───── Data shown ─────
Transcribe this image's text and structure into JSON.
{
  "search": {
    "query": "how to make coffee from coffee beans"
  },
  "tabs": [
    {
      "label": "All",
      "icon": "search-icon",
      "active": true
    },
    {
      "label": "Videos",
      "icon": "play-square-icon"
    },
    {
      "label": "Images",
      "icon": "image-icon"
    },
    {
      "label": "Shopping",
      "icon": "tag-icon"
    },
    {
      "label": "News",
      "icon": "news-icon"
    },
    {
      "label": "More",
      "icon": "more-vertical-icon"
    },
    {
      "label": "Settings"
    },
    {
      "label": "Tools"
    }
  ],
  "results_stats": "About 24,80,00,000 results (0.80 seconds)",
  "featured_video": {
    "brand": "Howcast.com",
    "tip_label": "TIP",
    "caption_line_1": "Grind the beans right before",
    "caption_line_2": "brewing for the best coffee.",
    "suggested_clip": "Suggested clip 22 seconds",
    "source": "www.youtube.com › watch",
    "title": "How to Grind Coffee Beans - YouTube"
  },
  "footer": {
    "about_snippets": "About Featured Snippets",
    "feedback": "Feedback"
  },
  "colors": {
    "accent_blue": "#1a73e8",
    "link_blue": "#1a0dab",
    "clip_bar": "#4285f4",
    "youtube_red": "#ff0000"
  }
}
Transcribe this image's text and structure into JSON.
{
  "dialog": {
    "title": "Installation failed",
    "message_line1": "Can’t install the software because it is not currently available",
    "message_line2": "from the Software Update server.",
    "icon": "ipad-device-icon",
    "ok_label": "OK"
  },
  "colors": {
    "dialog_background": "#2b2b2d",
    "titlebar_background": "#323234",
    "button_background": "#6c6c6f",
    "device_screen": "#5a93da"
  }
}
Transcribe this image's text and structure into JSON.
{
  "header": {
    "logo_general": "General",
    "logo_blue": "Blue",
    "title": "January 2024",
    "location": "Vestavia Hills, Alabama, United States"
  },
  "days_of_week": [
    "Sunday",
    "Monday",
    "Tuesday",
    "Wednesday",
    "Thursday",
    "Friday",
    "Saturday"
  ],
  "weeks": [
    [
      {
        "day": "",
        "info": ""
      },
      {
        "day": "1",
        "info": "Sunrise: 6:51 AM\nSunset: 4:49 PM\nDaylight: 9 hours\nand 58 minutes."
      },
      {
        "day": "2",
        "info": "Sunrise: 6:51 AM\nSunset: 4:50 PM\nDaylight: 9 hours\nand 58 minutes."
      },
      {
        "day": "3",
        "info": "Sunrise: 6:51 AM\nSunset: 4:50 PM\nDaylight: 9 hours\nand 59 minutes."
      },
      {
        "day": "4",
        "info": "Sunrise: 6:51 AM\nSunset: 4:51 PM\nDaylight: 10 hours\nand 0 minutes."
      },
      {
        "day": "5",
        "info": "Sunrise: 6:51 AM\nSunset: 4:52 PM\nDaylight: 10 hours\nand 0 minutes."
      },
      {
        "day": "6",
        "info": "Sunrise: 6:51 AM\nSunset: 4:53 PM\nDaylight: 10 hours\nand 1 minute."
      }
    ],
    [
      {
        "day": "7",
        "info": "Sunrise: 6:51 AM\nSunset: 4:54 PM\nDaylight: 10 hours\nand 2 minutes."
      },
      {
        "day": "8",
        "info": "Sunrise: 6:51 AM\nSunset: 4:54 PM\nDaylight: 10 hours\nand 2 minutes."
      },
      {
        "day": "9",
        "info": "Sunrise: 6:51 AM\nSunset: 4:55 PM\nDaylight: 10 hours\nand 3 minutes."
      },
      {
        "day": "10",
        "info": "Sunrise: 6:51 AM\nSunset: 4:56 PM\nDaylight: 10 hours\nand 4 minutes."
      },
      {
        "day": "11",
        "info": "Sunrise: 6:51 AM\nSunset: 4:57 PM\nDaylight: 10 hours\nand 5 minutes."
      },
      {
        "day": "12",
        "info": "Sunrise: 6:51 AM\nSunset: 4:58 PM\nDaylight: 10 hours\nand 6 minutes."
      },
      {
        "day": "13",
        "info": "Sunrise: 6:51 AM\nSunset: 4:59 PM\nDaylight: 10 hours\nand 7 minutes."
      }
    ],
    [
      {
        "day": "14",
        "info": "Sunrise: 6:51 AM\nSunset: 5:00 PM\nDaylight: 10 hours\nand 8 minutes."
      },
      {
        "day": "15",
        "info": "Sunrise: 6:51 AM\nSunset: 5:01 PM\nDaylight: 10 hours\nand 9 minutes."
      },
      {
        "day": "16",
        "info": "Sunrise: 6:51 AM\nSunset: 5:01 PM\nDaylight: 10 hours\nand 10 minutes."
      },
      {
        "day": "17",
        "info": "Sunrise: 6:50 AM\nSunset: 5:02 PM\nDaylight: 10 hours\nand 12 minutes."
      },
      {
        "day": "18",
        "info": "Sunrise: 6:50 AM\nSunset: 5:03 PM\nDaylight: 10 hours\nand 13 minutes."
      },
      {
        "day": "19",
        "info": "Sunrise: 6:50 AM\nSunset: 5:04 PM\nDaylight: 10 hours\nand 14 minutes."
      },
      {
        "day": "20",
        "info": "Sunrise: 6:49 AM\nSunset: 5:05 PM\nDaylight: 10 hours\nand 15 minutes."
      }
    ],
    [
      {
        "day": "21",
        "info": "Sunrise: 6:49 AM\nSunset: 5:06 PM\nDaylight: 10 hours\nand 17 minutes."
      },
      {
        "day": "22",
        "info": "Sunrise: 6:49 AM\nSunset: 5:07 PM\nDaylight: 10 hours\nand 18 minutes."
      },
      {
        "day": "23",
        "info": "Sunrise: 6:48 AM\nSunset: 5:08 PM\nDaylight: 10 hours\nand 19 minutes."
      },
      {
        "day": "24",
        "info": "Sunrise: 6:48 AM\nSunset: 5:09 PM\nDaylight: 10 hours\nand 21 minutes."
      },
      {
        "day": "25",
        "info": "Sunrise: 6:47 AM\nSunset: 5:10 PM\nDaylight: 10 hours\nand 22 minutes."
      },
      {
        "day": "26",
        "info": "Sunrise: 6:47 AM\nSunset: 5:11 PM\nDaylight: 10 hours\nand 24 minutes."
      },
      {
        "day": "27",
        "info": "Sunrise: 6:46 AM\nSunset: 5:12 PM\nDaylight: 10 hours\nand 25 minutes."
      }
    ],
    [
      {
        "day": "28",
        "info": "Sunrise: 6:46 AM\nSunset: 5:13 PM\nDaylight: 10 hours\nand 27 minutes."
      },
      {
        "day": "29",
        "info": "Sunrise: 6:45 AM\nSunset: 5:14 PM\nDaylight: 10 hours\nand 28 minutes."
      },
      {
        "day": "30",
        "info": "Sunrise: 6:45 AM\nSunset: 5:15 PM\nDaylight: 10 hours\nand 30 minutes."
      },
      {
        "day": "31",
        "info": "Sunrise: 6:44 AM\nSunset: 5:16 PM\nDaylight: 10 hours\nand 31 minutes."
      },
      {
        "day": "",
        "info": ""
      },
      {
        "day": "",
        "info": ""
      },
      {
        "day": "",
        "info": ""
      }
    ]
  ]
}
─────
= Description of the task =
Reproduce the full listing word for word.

= Exercise solution =
Transcribe this image's text and structure into JSON.
{
  "search": {
    "query": "how to make coffee from coffee beans"
  },
  "tabs": [
    {
      "label": "All",
      "icon": "search-icon",
      "active": true
    },
    {
      "label": "Videos",
      "icon": "play-square-icon"
    },
    {
      "label": "Images",
      "icon": "image-icon"
    },
    {
      "label": "Shopping",
      "icon": "tag-icon"
    },
    {
      "label": "News",
      "icon": "news-icon"
    },
    {
      "label": "More",
      "icon": "more-vertical-icon"
    },
    {
      "label": "Settings"
    },
    {
      "label": "Tools"
    }
  ],
  "results_stats": "About 24,80,00,000 results (0.80 seconds)",
  "featured_video": {
    "brand": "Howcast.com",
    "tip_label": "TIP",
    "caption_line_1": "Grind the beans right before",
    "caption_line_2": "brewing for the best coffee.",
    "suggested_clip": "Suggested clip 22 seconds",
    "source": "www.youtube.com › watch",
    "title": "How to Grind Coffee Beans - YouTube"
  },
  "footer": {
    "about_snippets": "About Featured Snippets",
    "feedback": "Feedback"
  },
  "colors": {
    "accent_blue": "#1a73e8",
    "link_blue": "#1a0dab",
    "clip_bar": "#4285f4",
    "youtube_red": "#ff0000"
  }
}
Transcribe this image's text and structure into JSON.
{
  "dialog": {
    "title": "Installation failed",
    "message_line1": "Can’t install the software because it is not currently available",
    "message_line2": "from the Software Update server.",
    "icon": "ipad-device-icon",
    "ok_label": "OK"
  },
  "colors": {
    "dialog_background": "#2b2b2d",
    "titlebar_background": "#323234",
    "button_background": "#6c6c6f",
    "device_screen": "#5a93da"
  }
}
Transcribe this image's text and structure into JSON.
{
  "header": {
    "logo_general": "General",
    "logo_blue": "Blue",
    "title": "January 2024",
    "location": "Vestavia Hills, Alabama, United States"
  },
  "days_of_week": [
    "Sunday",
    "Monday",
    "Tuesday",
    "Wednesday",
    "Thursday",
    "Friday",
    "Saturday"
  ],
  "weeks": [
    [
      {
        "day": "",
        "info": ""
      },
      {
        "day": "1",
        "info": "Sunrise: 6:51 AM\nSunset: 4:49 PM\nDaylight: 9 hours\nand 58 minutes."
      },
      {
        "day": "2",
        "info": "Sunrise: 6:51 AM\nSunset: 4:50 PM\nDaylight: 9 hours\nand 58 minutes."
      },
      {
        "day": "3",
        "info": "Sunrise: 6:51 AM\nSunset: 4:50 PM\nDaylight: 9 hours\nand 59 minutes."
      },
      {
        "day": "4",
        "info": "Sunrise: 6:51 AM\nSunset: 4:51 PM\nDaylight: 10 hours\nand 0 minutes."
      },
      {
        "day": "5",
        "info": "Sunrise: 6:51 AM\nSunset: 4:52 PM\nDaylight: 10 hours\nand 0 minutes."
      },
      {
        "day": "6",
        "info": "Sunrise: 6:51 AM\nSunset: 4:53 PM\nDaylight: 10 hours\nand 1 minute."
      }
    ],
    [
      {
        "day": "7",
        "info": "Sunrise: 6:51 AM\nSunset: 4:54 PM\nDaylight: 10 hours\nand 2 minutes."
      },
      {
        "day": "8",
        "info": "Sunrise: 6:51 AM\nSunset: 4:54 PM\nDaylight: 10 hours\nand 2 minutes."
      },
      {
        "day": "9",
        "info": "Sunrise: 6:51 AM\nSunset: 4:55 PM\nDaylight: 10 hours\nand 3 minutes."
      },
      {
        "day": "10",
        "info": "Sunrise: 6:51 AM\nSunset: 4:56 PM\nDaylight: 10 hours\nand 4 minutes."
      },
      {
        "day": "11",
        "info": "Sunrise: 6:51 AM\nSunset: 4:57 PM\nDaylight: 10 hours\nand 5 minutes."
      },
      {
        "day": "12",
        "info": "Sunrise: 6:51 AM\nSunset: 4:58 PM\nDaylight: 10 hours\nand 6 minutes."
      },
      {
        "day": "13",
        "info": "Sunrise: 6:51 AM\nSunset: 4:59 PM\nDaylight: 10 hours\nand 7 minutes."
      }
    ],
    [
      {
        "day": "14",
        "info": "Sunrise: 6:51 AM\nSunset: 5:00 PM\nDaylight: 10 hours\nand 8 minutes."
      },
      {
        "day": "15",
        "info": "Sunrise: 6:51 AM\nSunset: 5:01 PM\nDaylight: 10 hours\nand 9 minutes."
      },
      {
        "day": "16",
        "info": "Sunrise: 6:51 AM\nSunset: 5:01 PM\nDaylight: 10 hours\nand 10 minutes."
      },
      {
        "day": "17",
        "info": "Sunrise: 6:50 AM\nSunset: 5:02 PM\nDaylight: 10 hours\nand 12 minutes."
      },
      {
        "day": "18",
        "info": "Sunrise: 6:50 AM\nSunset: 5:03 PM\nDaylight: 10 hours\nand 13 minutes."
      },
      {
        "day": "19",
        "info": "Sunrise: 6:50 AM\nSunset: 5:04 PM\nDaylight: 10 hours\nand 14 minutes."
      },
      {
        "day": "20",
        "info": "Sunrise: 6:49 AM\nSunset: 5:05 PM\nDaylight: 10 hours\nand 15 minutes."
      }
    ],
    [
      {
        "day": "21",
        "info": "Sunrise: 6:49 AM\nSunset: 5:06 PM\nDaylight: 10 hours\nand 17 minutes."
      },
      {
        "day": "22",
        "info": "Sunrise: 6:49 AM\nSunset: 5:07 PM\nDaylight: 10 hours\nand 18 minutes."
      },
      {
        "day": "23",
        "info": "Sunrise: 6:48 AM\nSunset: 5:08 PM\nDaylight: 10 hours\nand 19 minutes."
      },
      {
        "day": "24",
        "info": "Sunrise: 6:48 AM\nSunset: 5:09 PM\nDaylight: 10 hours\nand 21 minutes."
      },
      {
        "day": "25",
        "info": "Sunrise: 6:47 AM\nSunset: 5:10 PM\nDaylight: 10 hours\nand 22 minutes."
      },
      {
        "day": "26",
        "info": "Sunrise: 6:47 AM\nSunset: 5:11 PM\nDaylight: 10 hours\nand 24 minutes."
      },
      {
        "day": "27",
        "info": "Sunrise: 6:46 AM\nSunset: 5:12 PM\nDaylight: 10 hours\nand 25 minutes."
      }
    ],
    [
      {
        "day": "28",
        "info": "Sunrise: 6:46 AM\nSunset: 5:13 PM\nDaylight: 10 hours\nand 27 minutes."
      },
      {
        "day": "29",
        "info": "Sunrise: 6:45 AM\nSunset: 5:14 PM\nDaylight: 10 hours\nand 28 minutes."
      },
      {
        "day": "30",
        "info": "Sunrise: 6:45 AM\nSunset: 5:15 PM\nDaylight: 10 hours\nand 30 minutes."
      },
      {
        "day": "31",
        "info": "Sunrise: 6:44 AM\nSunset: 5:16 PM\nDaylight: 10 hours\nand 31 minutes."
      },
      {
        "day": "",
        "info": ""
      },
      {
        "day": "",
        "info": ""
      },
      {
        "day": "",
        "info": ""
      }
    ]
  ]
}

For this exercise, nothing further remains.